#### Try it
Across the lines of the records below, how many have the string "再生精铅" in them? Answer with the number alone.

#### Provided data
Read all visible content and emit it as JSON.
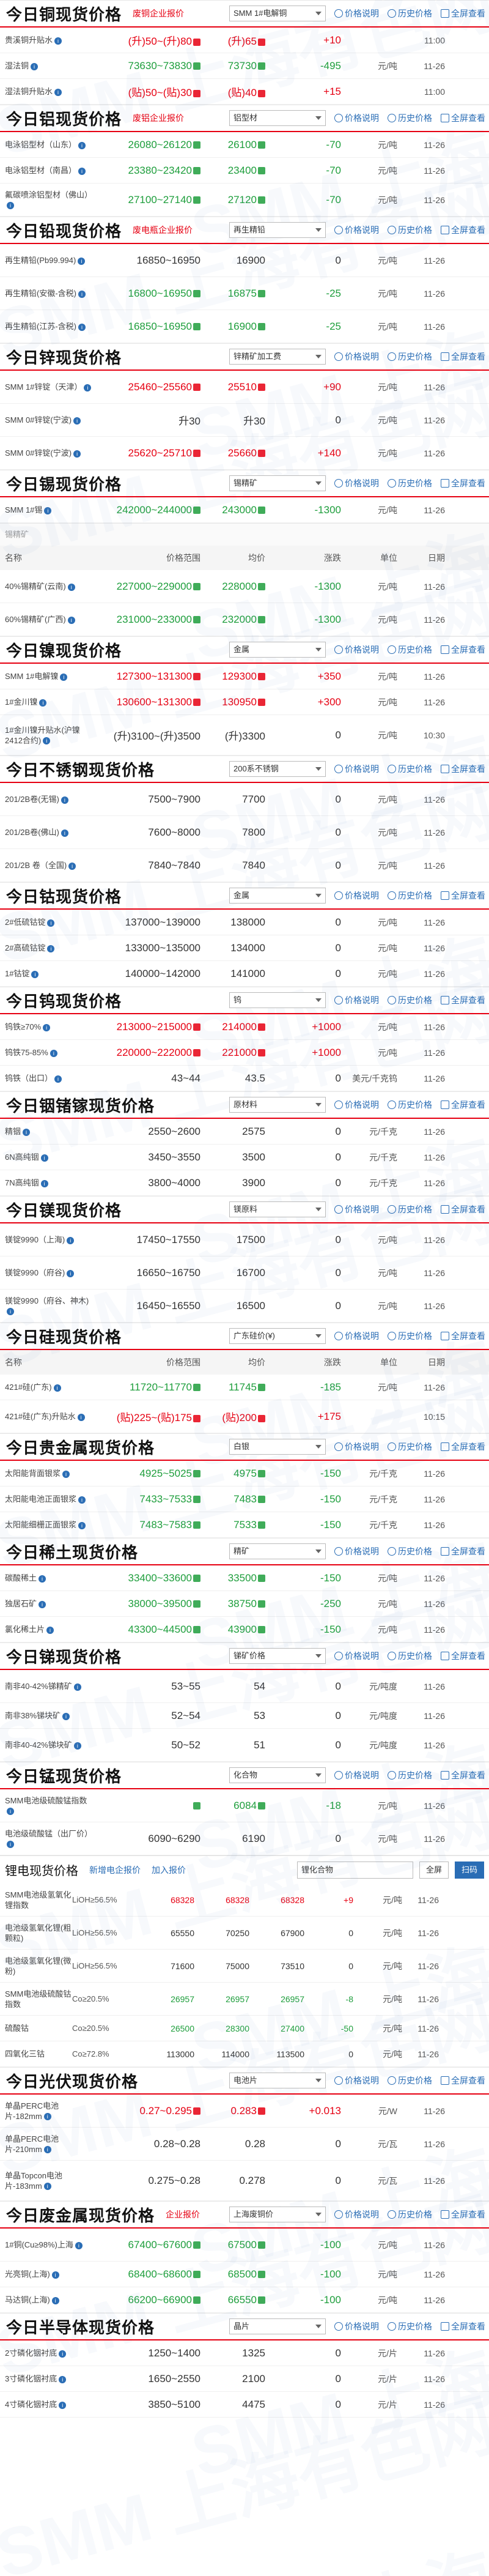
{
  "labels": {
    "price_desc": "价格说明",
    "history": "历史价格",
    "full_view": "全屏查看"
  },
  "sections": [
    {
      "title": "今日铜现货价格",
      "tag": "废铜企业报价",
      "select": "SMM 1#电解铜",
      "hdr": false,
      "rows": [
        {
          "name": "贵溪铜升贴水",
          "range": "(升)50~(升)80",
          "avg": "(升)65",
          "chg": "+10",
          "dir": "up",
          "unit": "",
          "date": "11:00"
        },
        {
          "name": "湿法铜",
          "range": "73630~73830",
          "avg": "73730",
          "chg": "-495",
          "dir": "down",
          "unit": "元/吨",
          "date": "11-26"
        },
        {
          "name": "湿法铜升贴水",
          "range": "(贴)50~(贴)30",
          "avg": "(贴)40",
          "chg": "+15",
          "dir": "up",
          "unit": "",
          "date": "11:00"
        }
      ]
    },
    {
      "title": "今日铝现货价格",
      "tag": "废铝企业报价",
      "select": "铝型材",
      "hdr": false,
      "rows": [
        {
          "name": "电泳铝型材（山东）",
          "range": "26080~26120",
          "avg": "26100",
          "chg": "-70",
          "dir": "down",
          "unit": "元/吨",
          "date": "11-26"
        },
        {
          "name": "电泳铝型材（南昌）",
          "range": "23380~23420",
          "avg": "23400",
          "chg": "-70",
          "dir": "down",
          "unit": "元/吨",
          "date": "11-26"
        },
        {
          "name": "氟碳喷涂铝型材（佛山）",
          "range": "27100~27140",
          "avg": "27120",
          "chg": "-70",
          "dir": "down",
          "unit": "元/吨",
          "date": "11-26"
        }
      ]
    },
    {
      "title": "今日铅现货价格",
      "tag": "废电瓶企业报价",
      "select": "再生精铅",
      "hdr": false,
      "rows": [
        {
          "name": "再生精铅(Pb99.994)",
          "range": "16850~16950",
          "avg": "16900",
          "chg": "0",
          "dir": "flat",
          "unit": "元/吨",
          "date": "11-26"
        },
        {
          "name": "再生精铅(安徽-含税)",
          "range": "16800~16950",
          "avg": "16875",
          "chg": "-25",
          "dir": "down",
          "unit": "元/吨",
          "date": "11-26"
        },
        {
          "name": "再生精铅(江苏-含税)",
          "range": "16850~16950",
          "avg": "16900",
          "chg": "-25",
          "dir": "down",
          "unit": "元/吨",
          "date": "11-26"
        }
      ]
    },
    {
      "title": "今日锌现货价格",
      "tag": "",
      "select": "锌精矿加工费",
      "hdr": false,
      "rows": [
        {
          "name": "SMM 1#锌锭（天津）",
          "range": "25460~25560",
          "avg": "25510",
          "chg": "+90",
          "dir": "up",
          "unit": "元/吨",
          "date": "11-26"
        },
        {
          "name": "SMM 0#锌锭(宁波)",
          "range": "升30",
          "avg": "升30",
          "chg": "0",
          "dir": "flat",
          "unit": "元/吨",
          "date": "11-26"
        },
        {
          "name": "SMM 0#锌锭(宁波)",
          "range": "25620~25710",
          "avg": "25660",
          "chg": "+140",
          "dir": "up",
          "unit": "元/吨",
          "date": "11-26"
        }
      ]
    },
    {
      "title": "今日锡现货价格",
      "tag": "",
      "select": "锡精矿",
      "hdr": false,
      "rows": [
        {
          "name": "SMM 1#锡",
          "range": "242000~244000",
          "avg": "243000",
          "chg": "-1300",
          "dir": "down",
          "unit": "元/吨",
          "date": "11-26"
        }
      ]
    },
    {
      "title": "",
      "tag": "",
      "select": "",
      "hdr": true,
      "sub": "锡精矿",
      "rows": [
        {
          "name": "40%锡精矿(云南)",
          "range": "227000~229000",
          "avg": "228000",
          "chg": "-1300",
          "dir": "down",
          "unit": "元/吨",
          "date": "11-26"
        },
        {
          "name": "60%锡精矿(广西)",
          "range": "231000~233000",
          "avg": "232000",
          "chg": "-1300",
          "dir": "down",
          "unit": "元/吨",
          "date": "11-26"
        }
      ]
    },
    {
      "title": "今日镍现货价格",
      "tag": "",
      "select": "金属",
      "hdr": false,
      "rows": [
        {
          "name": "SMM 1#电解镍",
          "range": "127300~131300",
          "avg": "129300",
          "chg": "+350",
          "dir": "up",
          "unit": "元/吨",
          "date": "11-26"
        },
        {
          "name": "1#金川镍",
          "range": "130600~131300",
          "avg": "130950",
          "chg": "+300",
          "dir": "up",
          "unit": "元/吨",
          "date": "11-26"
        },
        {
          "name": "1#金川镍升贴水(沪镍2412合约)",
          "range": "(升)3100~(升)3500",
          "avg": "(升)3300",
          "chg": "0",
          "dir": "flat",
          "unit": "元/吨",
          "date": "10:30"
        }
      ]
    },
    {
      "title": "今日不锈钢现货价格",
      "tag": "",
      "select": "200系不锈钢",
      "hdr": false,
      "rows": [
        {
          "name": "201/2B卷(无锡)",
          "range": "7500~7900",
          "avg": "7700",
          "chg": "0",
          "dir": "flat",
          "unit": "元/吨",
          "date": "11-26"
        },
        {
          "name": "201/2B卷(佛山)",
          "range": "7600~8000",
          "avg": "7800",
          "chg": "0",
          "dir": "flat",
          "unit": "元/吨",
          "date": "11-26"
        },
        {
          "name": "201/2B 卷（全国)",
          "range": "7840~7840",
          "avg": "7840",
          "chg": "0",
          "dir": "flat",
          "unit": "元/吨",
          "date": "11-26"
        }
      ]
    },
    {
      "title": "今日钴现货价格",
      "tag": "",
      "select": "金属",
      "hdr": false,
      "rows": [
        {
          "name": "2#低硫钴锭",
          "range": "137000~139000",
          "avg": "138000",
          "chg": "0",
          "dir": "flat",
          "unit": "元/吨",
          "date": "11-26"
        },
        {
          "name": "2#高硫钴锭",
          "range": "133000~135000",
          "avg": "134000",
          "chg": "0",
          "dir": "flat",
          "unit": "元/吨",
          "date": "11-26"
        },
        {
          "name": "1#钴锭",
          "range": "140000~142000",
          "avg": "141000",
          "chg": "0",
          "dir": "flat",
          "unit": "元/吨",
          "date": "11-26"
        }
      ]
    },
    {
      "title": "今日钨现货价格",
      "tag": "",
      "select": "钨",
      "hdr": false,
      "rows": [
        {
          "name": "钨铁≥70%",
          "range": "213000~215000",
          "avg": "214000",
          "chg": "+1000",
          "dir": "up",
          "unit": "元/吨",
          "date": "11-26"
        },
        {
          "name": "钨铁75-85%",
          "range": "220000~222000",
          "avg": "221000",
          "chg": "+1000",
          "dir": "up",
          "unit": "元/吨",
          "date": "11-26"
        },
        {
          "name": "钨铁（出口）",
          "range": "43~44",
          "avg": "43.5",
          "chg": "0",
          "dir": "flat",
          "unit": "美元/千克钨",
          "date": "11-26"
        }
      ]
    },
    {
      "title": "今日铟锗镓现货价格",
      "tag": "",
      "select": "原材料",
      "hdr": false,
      "rows": [
        {
          "name": "精铟",
          "range": "2550~2600",
          "avg": "2575",
          "chg": "0",
          "dir": "flat",
          "unit": "元/千克",
          "date": "11-26"
        },
        {
          "name": "6N高纯铟",
          "range": "3450~3550",
          "avg": "3500",
          "chg": "0",
          "dir": "flat",
          "unit": "元/千克",
          "date": "11-26"
        },
        {
          "name": "7N高纯铟",
          "range": "3800~4000",
          "avg": "3900",
          "chg": "0",
          "dir": "flat",
          "unit": "元/千克",
          "date": "11-26"
        }
      ]
    },
    {
      "title": "今日镁现货价格",
      "tag": "",
      "select": "镁原料",
      "hdr": false,
      "rows": [
        {
          "name": "镁锭9990（上海)",
          "range": "17450~17550",
          "avg": "17500",
          "chg": "0",
          "dir": "flat",
          "unit": "元/吨",
          "date": "11-26"
        },
        {
          "name": "镁锭9990（府谷)",
          "range": "16650~16750",
          "avg": "16700",
          "chg": "0",
          "dir": "flat",
          "unit": "元/吨",
          "date": "11-26"
        },
        {
          "name": "镁锭9990（府谷、神木)",
          "range": "16450~16550",
          "avg": "16500",
          "chg": "0",
          "dir": "flat",
          "unit": "元/吨",
          "date": "11-26"
        }
      ]
    },
    {
      "title": "今日硅现货价格",
      "tag": "",
      "select": "广东硅价(¥)",
      "hdr": true,
      "rows": [
        {
          "name": "421#硅(广东)",
          "range": "11720~11770",
          "avg": "11745",
          "chg": "-185",
          "dir": "down",
          "unit": "元/吨",
          "date": "11-26"
        },
        {
          "name": "421#硅(广东)升贴水",
          "range": "(贴)225~(贴)175",
          "avg": "(贴)200",
          "chg": "+175",
          "dir": "up",
          "unit": "",
          "date": "10:15"
        }
      ]
    },
    {
      "title": "今日贵金属现货价格",
      "tag": "",
      "select": "白银",
      "hdr": false,
      "rows": [
        {
          "name": "太阳能背面银浆",
          "range": "4925~5025",
          "avg": "4975",
          "chg": "-150",
          "dir": "down",
          "unit": "元/千克",
          "date": "11-26"
        },
        {
          "name": "太阳能电池正面银浆",
          "range": "7433~7533",
          "avg": "7483",
          "chg": "-150",
          "dir": "down",
          "unit": "元/千克",
          "date": "11-26"
        },
        {
          "name": "太阳能细栅正面银浆",
          "range": "7483~7583",
          "avg": "7533",
          "chg": "-150",
          "dir": "down",
          "unit": "元/千克",
          "date": "11-26"
        }
      ]
    },
    {
      "title": "今日稀土现货价格",
      "tag": "",
      "select": "精矿",
      "hdr": false,
      "rows": [
        {
          "name": "碳酸稀土",
          "range": "33400~33600",
          "avg": "33500",
          "chg": "-150",
          "dir": "down",
          "unit": "元/吨",
          "date": "11-26"
        },
        {
          "name": "独居石矿",
          "range": "38000~39500",
          "avg": "38750",
          "chg": "-250",
          "dir": "down",
          "unit": "元/吨",
          "date": "11-26"
        },
        {
          "name": "氯化稀土片",
          "range": "43300~44500",
          "avg": "43900",
          "chg": "-150",
          "dir": "down",
          "unit": "元/吨",
          "date": "11-26"
        }
      ]
    },
    {
      "title": "今日锑现货价格",
      "tag": "",
      "select": "锑矿价格",
      "hdr": false,
      "rows": [
        {
          "name": "南非40-42%锑精矿",
          "range": "53~55",
          "avg": "54",
          "chg": "0",
          "dir": "flat",
          "unit": "元/吨度",
          "date": "11-26"
        },
        {
          "name": "南非38%锑块矿",
          "range": "52~54",
          "avg": "53",
          "chg": "0",
          "dir": "flat",
          "unit": "元/吨度",
          "date": "11-26"
        },
        {
          "name": "南非40-42%锑块矿",
          "range": "50~52",
          "avg": "51",
          "chg": "0",
          "dir": "flat",
          "unit": "元/吨度",
          "date": "11-26"
        }
      ]
    },
    {
      "title": "今日锰现货价格",
      "tag": "",
      "select": "化合物",
      "hdr": false,
      "rows": [
        {
          "name": "SMM电池级硫酸锰指数",
          "range": "",
          "avg": "6084",
          "chg": "-18",
          "dir": "down",
          "unit": "元/吨",
          "date": "11-26"
        },
        {
          "name": "电池级硫酸锰（出厂价）",
          "range": "6090~6290",
          "avg": "6190",
          "chg": "0",
          "dir": "flat",
          "unit": "元/吨",
          "date": "11-26"
        }
      ]
    }
  ],
  "lithium": {
    "title": "锂电现货价格",
    "links": [
      "新增电企报价",
      "加入报价"
    ],
    "select": "锂化合物",
    "btn1": "全屏",
    "btn2": "扫码",
    "rows": [
      {
        "name": "SMM电池级氢氧化锂指数",
        "spec": "LiOH≥56.5%",
        "a": "68328",
        "b": "68328",
        "c": "68328",
        "chg": "+9",
        "dir": "up",
        "unit": "元/吨",
        "date": "11-26"
      },
      {
        "name": "电池级氢氧化锂(粗颗粒)",
        "spec": "LiOH≥56.5%",
        "a": "65550",
        "b": "70250",
        "c": "67900",
        "chg": "0",
        "dir": "flat",
        "unit": "元/吨",
        "date": "11-26"
      },
      {
        "name": "电池级氢氧化锂(微粉)",
        "spec": "LiOH≥56.5%",
        "a": "71600",
        "b": "75000",
        "c": "73510",
        "chg": "0",
        "dir": "flat",
        "unit": "元/吨",
        "date": "11-26"
      },
      {
        "name": "SMM电池级硫酸钴指数",
        "spec": "Co≥20.5%",
        "a": "26957",
        "b": "26957",
        "c": "26957",
        "chg": "-8",
        "dir": "down",
        "unit": "元/吨",
        "date": "11-26"
      },
      {
        "name": "硫酸钴",
        "spec": "Co≥20.5%",
        "a": "26500",
        "b": "28300",
        "c": "27400",
        "chg": "-50",
        "dir": "down",
        "unit": "元/吨",
        "date": "11-26"
      },
      {
        "name": "四氧化三钴",
        "spec": "Co≥72.8%",
        "a": "113000",
        "b": "114000",
        "c": "113500",
        "chg": "0",
        "dir": "flat",
        "unit": "元/吨",
        "date": "11-26"
      }
    ]
  },
  "sections2": [
    {
      "title": "今日光伏现货价格",
      "tag": "",
      "select": "电池片",
      "hdr": false,
      "rows": [
        {
          "name": "单晶PERC电池片-182mm",
          "range": "0.27~0.295",
          "avg": "0.283",
          "chg": "+0.013",
          "dir": "up",
          "unit": "元/W",
          "date": "11-26"
        },
        {
          "name": "单晶PERC电池片-210mm",
          "range": "0.28~0.28",
          "avg": "0.28",
          "chg": "0",
          "dir": "flat",
          "unit": "元/瓦",
          "date": "11-26"
        },
        {
          "name": "单晶Topcon电池片-183mm",
          "range": "0.275~0.28",
          "avg": "0.278",
          "chg": "0",
          "dir": "flat",
          "unit": "元/瓦",
          "date": "11-26"
        }
      ]
    },
    {
      "title": "今日废金属现货价格",
      "tag": "企业报价",
      "select": "上海废铜价",
      "hdr": false,
      "rows": [
        {
          "name": "1#铜(Cu≥98%)上海",
          "range": "67400~67600",
          "avg": "67500",
          "chg": "-100",
          "dir": "down",
          "unit": "元/吨",
          "date": "11-26"
        },
        {
          "name": "光亮铜(上海)",
          "range": "68400~68600",
          "avg": "68500",
          "chg": "-100",
          "dir": "down",
          "unit": "元/吨",
          "date": "11-26"
        },
        {
          "name": "马达铜(上海)",
          "range": "66200~66900",
          "avg": "66550",
          "chg": "-100",
          "dir": "down",
          "unit": "元/吨",
          "date": "11-26"
        }
      ]
    },
    {
      "title": "今日半导体现货价格",
      "tag": "",
      "select": "晶片",
      "hdr": false,
      "rows": [
        {
          "name": "2寸磷化铟衬底",
          "range": "1250~1400",
          "avg": "1325",
          "chg": "0",
          "dir": "flat",
          "unit": "元/片",
          "date": "11-26"
        },
        {
          "name": "3寸磷化铟衬底",
          "range": "1650~2550",
          "avg": "2100",
          "chg": "0",
          "dir": "flat",
          "unit": "元/片",
          "date": "11-26"
        },
        {
          "name": "4寸磷化铟衬底",
          "range": "3850~5100",
          "avg": "4475",
          "chg": "0",
          "dir": "flat",
          "unit": "元/片",
          "date": "11-26"
        }
      ]
    }
  ],
  "table_header": {
    "name": "名称",
    "range": "价格范围",
    "avg": "均价",
    "chg": "涨跌",
    "unit": "单位",
    "date": "日期"
  },
  "watermark": "SMM 上海有色网"
}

#### Answer below
4